• [WORK REQUEST]:
Restate all of the records below exactly. Do not carry over any image.

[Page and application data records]
_ _ _ _ _

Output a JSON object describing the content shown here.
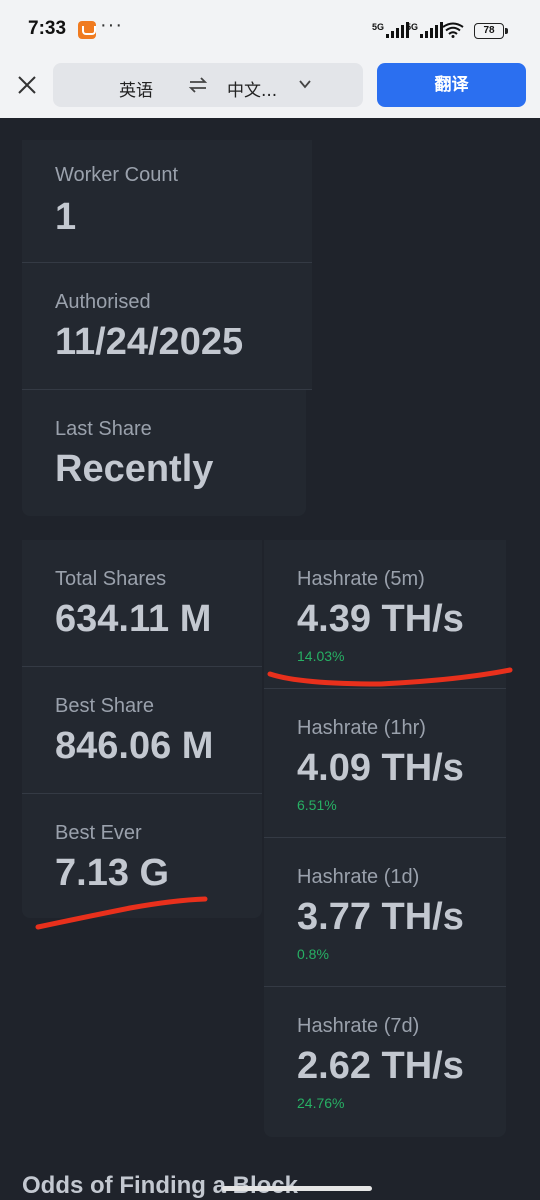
{
  "status": {
    "time": "7:33",
    "sim1": "5G",
    "sim2": "5G",
    "battery": "78"
  },
  "translate": {
    "source_lang": "英语",
    "target_lang": "中文...",
    "button": "翻译"
  },
  "stats": {
    "worker_count": {
      "label": "Worker Count",
      "value": "1"
    },
    "authorised": {
      "label": "Authorised",
      "value": "11/24/2025"
    },
    "last_share": {
      "label": "Last Share",
      "value": "Recently"
    },
    "total_shares": {
      "label": "Total Shares",
      "value": "634.11 M"
    },
    "best_share": {
      "label": "Best Share",
      "value": "846.06 M"
    },
    "best_ever": {
      "label": "Best Ever",
      "value": "7.13 G"
    }
  },
  "hashrates": [
    {
      "label": "Hashrate (5m)",
      "value": "4.39 TH/s",
      "change": "14.03%"
    },
    {
      "label": "Hashrate (1hr)",
      "value": "4.09 TH/s",
      "change": "6.51%"
    },
    {
      "label": "Hashrate (1d)",
      "value": "3.77 TH/s",
      "change": "0.8%"
    },
    {
      "label": "Hashrate (7d)",
      "value": "2.62 TH/s",
      "change": "24.76%"
    }
  ],
  "section_title": "Odds of Finding a Block",
  "colors": {
    "background": "#1f232b",
    "card": "#232830",
    "positive": "#27b064",
    "accent": "#2b6ff0",
    "annotation": "#e8301c"
  }
}
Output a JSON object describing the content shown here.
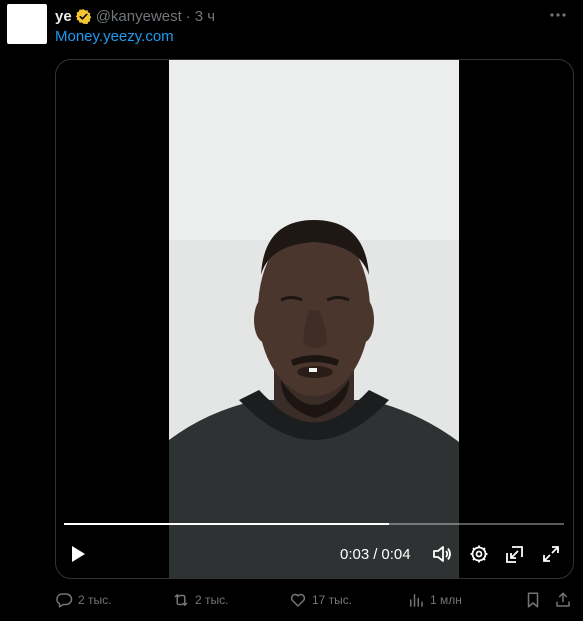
{
  "tweet": {
    "display_name": "ye",
    "handle": "@kanyewest",
    "separator": "·",
    "time": "3 ч",
    "link_text": "Money.yeezy.com"
  },
  "video": {
    "current_time": "0:03",
    "divider": "/",
    "duration": "0:04",
    "progress": 0.65
  },
  "actions": {
    "replies": "2 тыс.",
    "reposts": "2 тыс.",
    "likes": "17 тыс.",
    "views": "1 млн"
  },
  "colors": {
    "background": "#000000",
    "link": "#1d9bf0",
    "muted": "#71767b",
    "verified_badge": "#f4c534"
  }
}
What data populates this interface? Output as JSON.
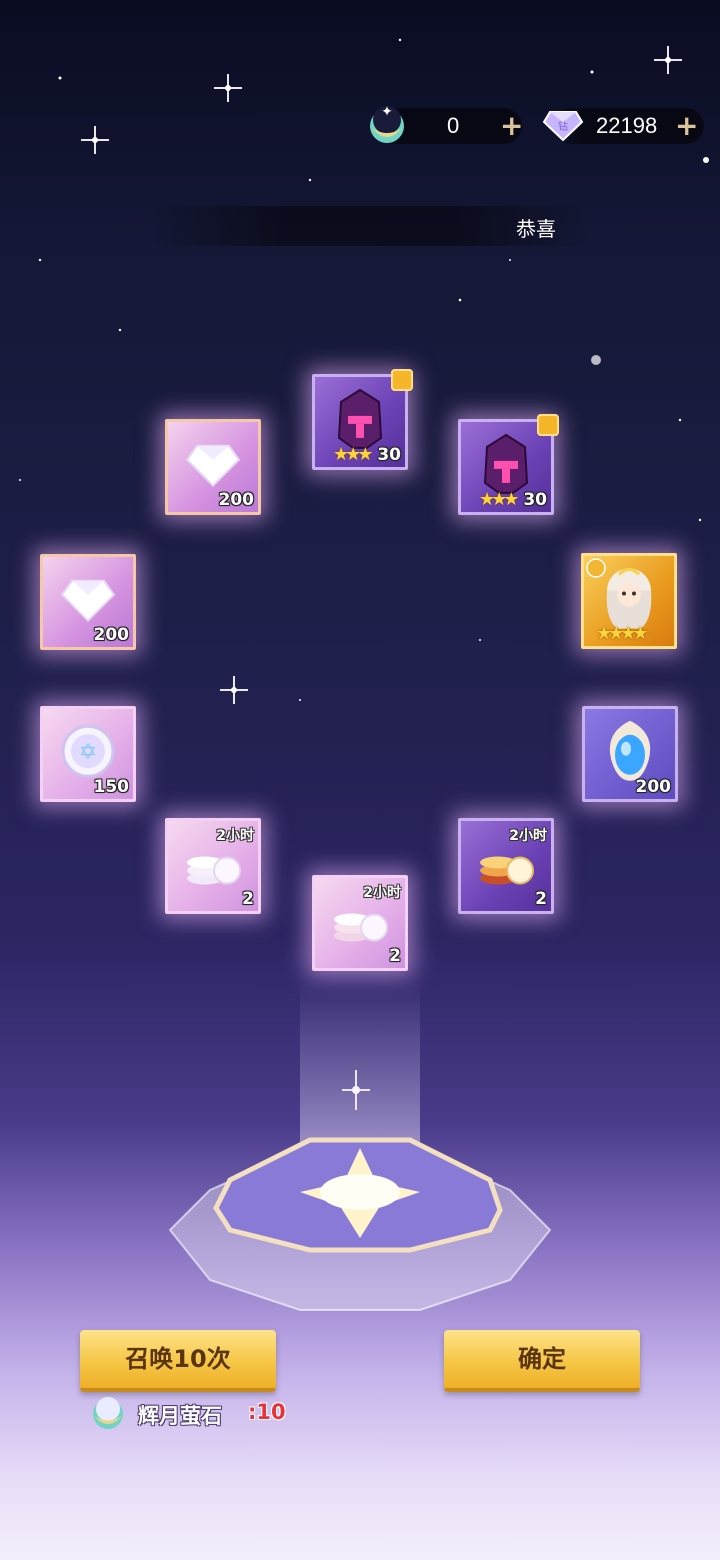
{
  "currency": {
    "moonstone_amount": "0",
    "diamond_amount": "22198"
  },
  "banner": {
    "text": "恭喜"
  },
  "rewards": [
    {
      "kind": "diamond",
      "count": "200"
    },
    {
      "kind": "helmet-fragment",
      "count": "30",
      "stars": "★★★"
    },
    {
      "kind": "helmet-fragment",
      "count": "30",
      "stars": "★★★"
    },
    {
      "kind": "diamond",
      "count": "200"
    },
    {
      "kind": "hero",
      "stars": "★★★★"
    },
    {
      "kind": "star-coin",
      "count": "150"
    },
    {
      "kind": "blue-crystal",
      "count": "200"
    },
    {
      "kind": "silver-coins",
      "count": "2",
      "duration": "2小时"
    },
    {
      "kind": "silver-coins",
      "count": "2",
      "duration": "2小时"
    },
    {
      "kind": "gold-coins",
      "count": "2",
      "duration": "2小时"
    }
  ],
  "buttons": {
    "summon_label": "召唤10次",
    "confirm_label": "确定"
  },
  "cost": {
    "item_label": "辉月萤石",
    "value": ":10"
  },
  "colors": {
    "button_gold": "#f6c646",
    "cost_red": "#e8323a",
    "card_glow": "#eeb4ff"
  }
}
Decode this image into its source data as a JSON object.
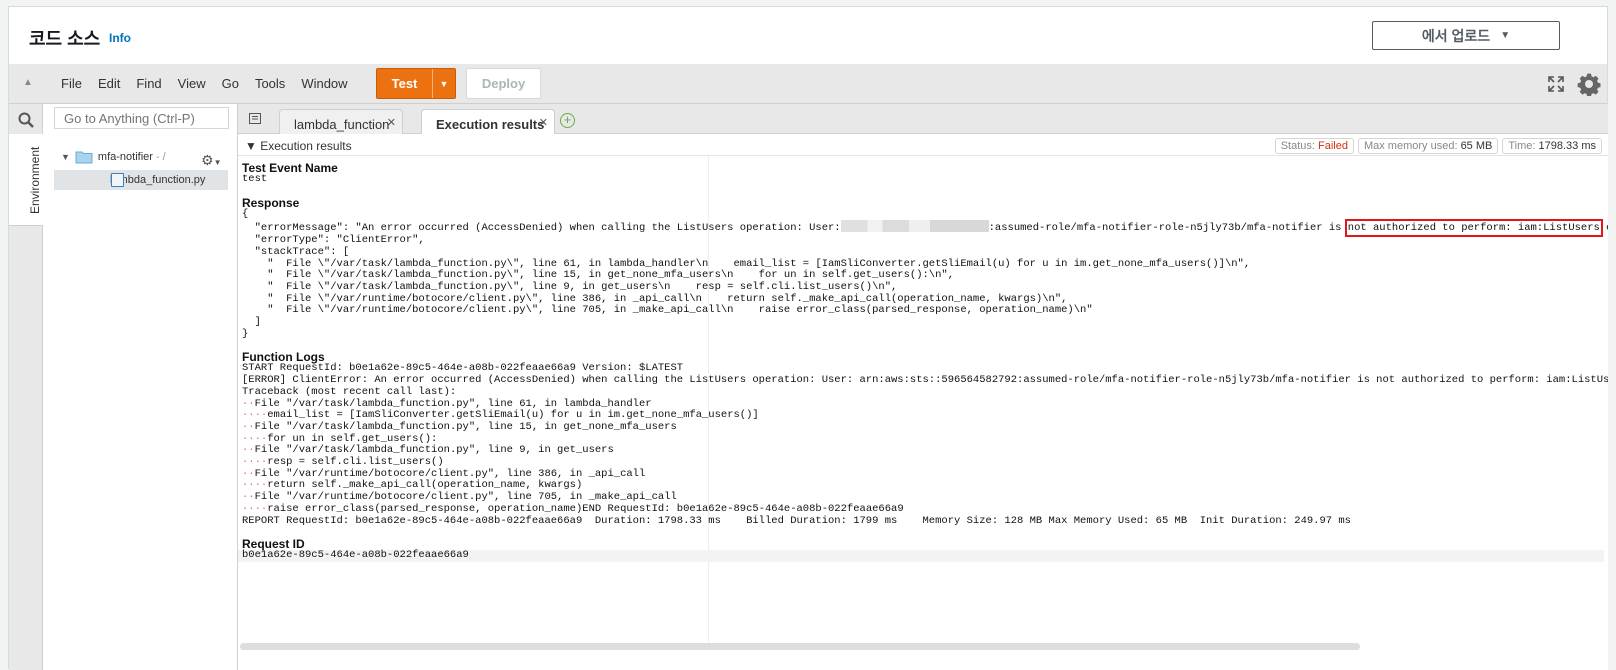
{
  "header": {
    "title": "코드 소스",
    "info_link": "Info",
    "upload_button": "에서 업로드"
  },
  "menubar": {
    "items": [
      "File",
      "Edit",
      "Find",
      "View",
      "Go",
      "Tools",
      "Window"
    ],
    "test_button": "Test",
    "deploy_button": "Deploy"
  },
  "rail": {
    "environment_tab": "Environment"
  },
  "file_tree": {
    "search_placeholder": "Go to Anything (Ctrl-P)",
    "folder_name": "mfa-notifier",
    "folder_path": "- /",
    "file_name": "lambda_function.py"
  },
  "tabs": [
    {
      "label": "lambda_function"
    },
    {
      "label": "Execution results"
    }
  ],
  "results": {
    "section_label": "Execution results",
    "status_label": "Status:",
    "status_value": "Failed",
    "memory_label": "Max memory used:",
    "memory_value": "65 MB",
    "time_label": "Time:",
    "time_value": "1798.33 ms",
    "test_event_heading": "Test Event Name",
    "test_event_value": "test",
    "response_heading": "Response",
    "response_open": "{",
    "response_error_message_prefix": "  \"errorMessage\": \"An error occurred (AccessDenied) when calling the ListUsers operation: User:",
    "response_error_message_mid": ":assumed-role/mfa-notifier-role-n5jly73b/mfa-notifier is ",
    "response_error_message_highlight": "not authorized to perform: iam:ListUsers",
    "response_error_message_suffix": " on resource",
    "response_lines": [
      "  \"errorType\": \"ClientError\",",
      "  \"stackTrace\": [",
      "    \"  File \\\"/var/task/lambda_function.py\\\", line 61, in lambda_handler\\n    email_list = [IamSliConverter.getSliEmail(u) for u in im.get_none_mfa_users()]\\n\",",
      "    \"  File \\\"/var/task/lambda_function.py\\\", line 15, in get_none_mfa_users\\n    for un in self.get_users():\\n\",",
      "    \"  File \\\"/var/task/lambda_function.py\\\", line 9, in get_users\\n    resp = self.cli.list_users()\\n\",",
      "    \"  File \\\"/var/runtime/botocore/client.py\\\", line 386, in _api_call\\n    return self._make_api_call(operation_name, kwargs)\\n\",",
      "    \"  File \\\"/var/runtime/botocore/client.py\\\", line 705, in _make_api_call\\n    raise error_class(parsed_response, operation_name)\\n\"",
      "  ]",
      "}"
    ],
    "function_logs_heading": "Function Logs",
    "log_lines_plain_top": [
      "START RequestId: b0e1a62e-89c5-464e-a08b-022feaae66a9 Version: $LATEST",
      "[ERROR] ClientError: An error occurred (AccessDenied) when calling the ListUsers operation: User: arn:aws:sts::596564582792:assumed-role/mfa-notifier-role-n5jly73b/mfa-notifier is not authorized to perform: iam:ListUsers on resource",
      "Traceback (most recent call last):"
    ],
    "log_lines_indented": [
      {
        "dots": "··",
        "text": "File \"/var/task/lambda_function.py\", line 61, in lambda_handler"
      },
      {
        "dots": "····",
        "text": "email_list = [IamSliConverter.getSliEmail(u) for u in im.get_none_mfa_users()]"
      },
      {
        "dots": "··",
        "text": "File \"/var/task/lambda_function.py\", line 15, in get_none_mfa_users"
      },
      {
        "dots": "····",
        "text": "for un in self.get_users():"
      },
      {
        "dots": "··",
        "text": "File \"/var/task/lambda_function.py\", line 9, in get_users"
      },
      {
        "dots": "····",
        "text": "resp = self.cli.list_users()"
      },
      {
        "dots": "··",
        "text": "File \"/var/runtime/botocore/client.py\", line 386, in _api_call"
      },
      {
        "dots": "····",
        "text": "return self._make_api_call(operation_name, kwargs)"
      },
      {
        "dots": "··",
        "text": "File \"/var/runtime/botocore/client.py\", line 705, in _make_api_call"
      },
      {
        "dots": "····",
        "text": "raise error_class(parsed_response, operation_name)END RequestId: b0e1a62e-89c5-464e-a08b-022feaae66a9"
      }
    ],
    "report_line": "REPORT RequestId: b0e1a62e-89c5-464e-a08b-022feaae66a9  Duration: 1798.33 ms    Billed Duration: 1799 ms    Memory Size: 128 MB Max Memory Used: 65 MB  Init Duration: 249.97 ms",
    "request_id_heading": "Request ID",
    "request_id_value": "b0e1a62e-89c5-464e-a08b-022feaae66a9"
  },
  "colors": {
    "accent_orange": "#ec7211",
    "failed_red": "#d13212",
    "link_blue": "#0073bb",
    "highlight_box": "#e0161b"
  }
}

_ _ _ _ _

• [ANSWER SECTION]:
Output a JSON object describing the content shown here.
{
  "status": {
    "time": "7:33",
    "sim1": "5G",
    "sim2": "5G",
    "battery": "78"
  },
  "translate": {
    "source_lang": "英语",
    "target_lang": "中文...",
    "button": "翻译"
  },
  "stats": {
    "worker_count": {
      "label": "Worker Count",
      "value": "1"
    },
    "authorised": {
      "label": "Authorised",
      "value": "11/24/2025"
    },
    "last_share": {
      "label": "Last Share",
      "value": "Recently"
    },
    "total_shares": {
      "label": "Total Shares",
      "value": "634.11 M"
    },
    "best_share": {
      "label": "Best Share",
      "value": "846.06 M"
    },
    "best_ever": {
      "label": "Best Ever",
      "value": "7.13 G"
    }
  },
  "hashrates": [
    {
      "label": "Hashrate (5m)",
      "value": "4.39 TH/s",
      "change": "14.03%"
    },
    {
      "label": "Hashrate (1hr)",
      "value": "4.09 TH/s",
      "change": "6.51%"
    },
    {
      "label": "Hashrate (1d)",
      "value": "3.77 TH/s",
      "change": "0.8%"
    },
    {
      "label": "Hashrate (7d)",
      "value": "2.62 TH/s",
      "change": "24.76%"
    }
  ],
  "section_title": "Odds of Finding a Block",
  "colors": {
    "background": "#1f232b",
    "card": "#232830",
    "positive": "#27b064",
    "accent": "#2b6ff0",
    "annotation": "#e8301c"
  }
}
Output a JSON object describing the content shown here.
{
  "tweet": {
    "display_name": "ye",
    "handle": "@kanyewest",
    "separator": "·",
    "time": "3 ч",
    "link_text": "Money.yeezy.com"
  },
  "video": {
    "current_time": "0:03",
    "divider": "/",
    "duration": "0:04",
    "progress": 0.65
  },
  "actions": {
    "replies": "2 тыс.",
    "reposts": "2 тыс.",
    "likes": "17 тыс.",
    "views": "1 млн"
  },
  "colors": {
    "background": "#000000",
    "link": "#1d9bf0",
    "muted": "#71767b",
    "verified_badge": "#f4c534"
  }
}
What data populates this interface? Output as JSON.
{
  "currency": {
    "moonstone_amount": "0",
    "diamond_amount": "22198"
  },
  "banner": {
    "text": "恭喜"
  },
  "rewards": [
    {
      "kind": "diamond",
      "count": "200"
    },
    {
      "kind": "helmet-fragment",
      "count": "30",
      "stars": "★★★"
    },
    {
      "kind": "helmet-fragment",
      "count": "30",
      "stars": "★★★"
    },
    {
      "kind": "diamond",
      "count": "200"
    },
    {
      "kind": "hero",
      "stars": "★★★★"
    },
    {
      "kind": "star-coin",
      "count": "150"
    },
    {
      "kind": "blue-crystal",
      "count": "200"
    },
    {
      "kind": "silver-coins",
      "count": "2",
      "duration": "2小时"
    },
    {
      "kind": "silver-coins",
      "count": "2",
      "duration": "2小时"
    },
    {
      "kind": "gold-coins",
      "count": "2",
      "duration": "2小时"
    }
  ],
  "buttons": {
    "summon_label": "召唤10次",
    "confirm_label": "确定"
  },
  "cost": {
    "item_label": "辉月萤石",
    "value": ":10"
  },
  "colors": {
    "button_gold": "#f6c646",
    "cost_red": "#e8323a",
    "card_glow": "#eeb4ff"
  }
}
Decode this image into its source data as a JSON object.
{
  "header": {
    "title": "코드 소스",
    "info_link": "Info",
    "upload_button": "에서 업로드"
  },
  "menubar": {
    "items": [
      "File",
      "Edit",
      "Find",
      "View",
      "Go",
      "Tools",
      "Window"
    ],
    "test_button": "Test",
    "deploy_button": "Deploy"
  },
  "rail": {
    "environment_tab": "Environment"
  },
  "file_tree": {
    "search_placeholder": "Go to Anything (Ctrl-P)",
    "folder_name": "mfa-notifier",
    "folder_path": "- /",
    "file_name": "lambda_function.py"
  },
  "tabs": [
    {
      "label": "lambda_function"
    },
    {
      "label": "Execution results"
    }
  ],
  "results": {
    "section_label": "Execution results",
    "status_label": "Status:",
    "status_value": "Failed",
    "memory_label": "Max memory used:",
    "memory_value": "65 MB",
    "time_label": "Time:",
    "time_value": "1798.33 ms",
    "test_event_heading": "Test Event Name",
    "test_event_value": "test",
    "response_heading": "Response",
    "response_open": "{",
    "response_error_message_prefix": "  \"errorMessage\": \"An error occurred (AccessDenied) when calling the ListUsers operation: User:",
    "response_error_message_mid": ":assumed-role/mfa-notifier-role-n5jly73b/mfa-notifier is ",
    "response_error_message_highlight": "not authorized to perform: iam:ListUsers",
    "response_error_message_suffix": " on resource",
    "response_lines": [
      "  \"errorType\": \"ClientError\",",
      "  \"stackTrace\": [",
      "    \"  File \\\"/var/task/lambda_function.py\\\", line 61, in lambda_handler\\n    email_list = [IamSliConverter.getSliEmail(u) for u in im.get_none_mfa_users()]\\n\",",
      "    \"  File \\\"/var/task/lambda_function.py\\\", line 15, in get_none_mfa_users\\n    for un in self.get_users():\\n\",",
      "    \"  File \\\"/var/task/lambda_function.py\\\", line 9, in get_users\\n    resp = self.cli.list_users()\\n\",",
      "    \"  File \\\"/var/runtime/botocore/client.py\\\", line 386, in _api_call\\n    return self._make_api_call(operation_name, kwargs)\\n\",",
      "    \"  File \\\"/var/runtime/botocore/client.py\\\", line 705, in _make_api_call\\n    raise error_class(parsed_response, operation_name)\\n\"",
      "  ]",
      "}"
    ],
    "function_logs_heading": "Function Logs",
    "log_lines_plain_top": [
      "START RequestId: b0e1a62e-89c5-464e-a08b-022feaae66a9 Version: $LATEST",
      "[ERROR] ClientError: An error occurred (AccessDenied) when calling the ListUsers operation: User: arn:aws:sts::596564582792:assumed-role/mfa-notifier-role-n5jly73b/mfa-notifier is not authorized to perform: iam:ListUsers on resource",
      "Traceback (most recent call last):"
    ],
    "log_lines_indented": [
      {
        "dots": "··",
        "text": "File \"/var/task/lambda_function.py\", line 61, in lambda_handler"
      },
      {
        "dots": "····",
        "text": "email_list = [IamSliConverter.getSliEmail(u) for u in im.get_none_mfa_users()]"
      },
      {
        "dots": "··",
        "text": "File \"/var/task/lambda_function.py\", line 15, in get_none_mfa_users"
      },
      {
        "dots": "····",
        "text": "for un in self.get_users():"
      },
      {
        "dots": "··",
        "text": "File \"/var/task/lambda_function.py\", line 9, in get_users"
      },
      {
        "dots": "····",
        "text": "resp = self.cli.list_users()"
      },
      {
        "dots": "··",
        "text": "File \"/var/runtime/botocore/client.py\", line 386, in _api_call"
      },
      {
        "dots": "····",
        "text": "return self._make_api_call(operation_name, kwargs)"
      },
      {
        "dots": "··",
        "text": "File \"/var/runtime/botocore/client.py\", line 705, in _make_api_call"
      },
      {
        "dots": "····",
        "text": "raise error_class(parsed_response, operation_name)END RequestId: b0e1a62e-89c5-464e-a08b-022feaae66a9"
      }
    ],
    "report_line": "REPORT RequestId: b0e1a62e-89c5-464e-a08b-022feaae66a9  Duration: 1798.33 ms    Billed Duration: 1799 ms    Memory Size: 128 MB Max Memory Used: 65 MB  Init Duration: 249.97 ms",
    "request_id_heading": "Request ID",
    "request_id_value": "b0e1a62e-89c5-464e-a08b-022feaae66a9"
  },
  "colors": {
    "accent_orange": "#ec7211",
    "failed_red": "#d13212",
    "link_blue": "#0073bb",
    "highlight_box": "#e0161b"
  }
}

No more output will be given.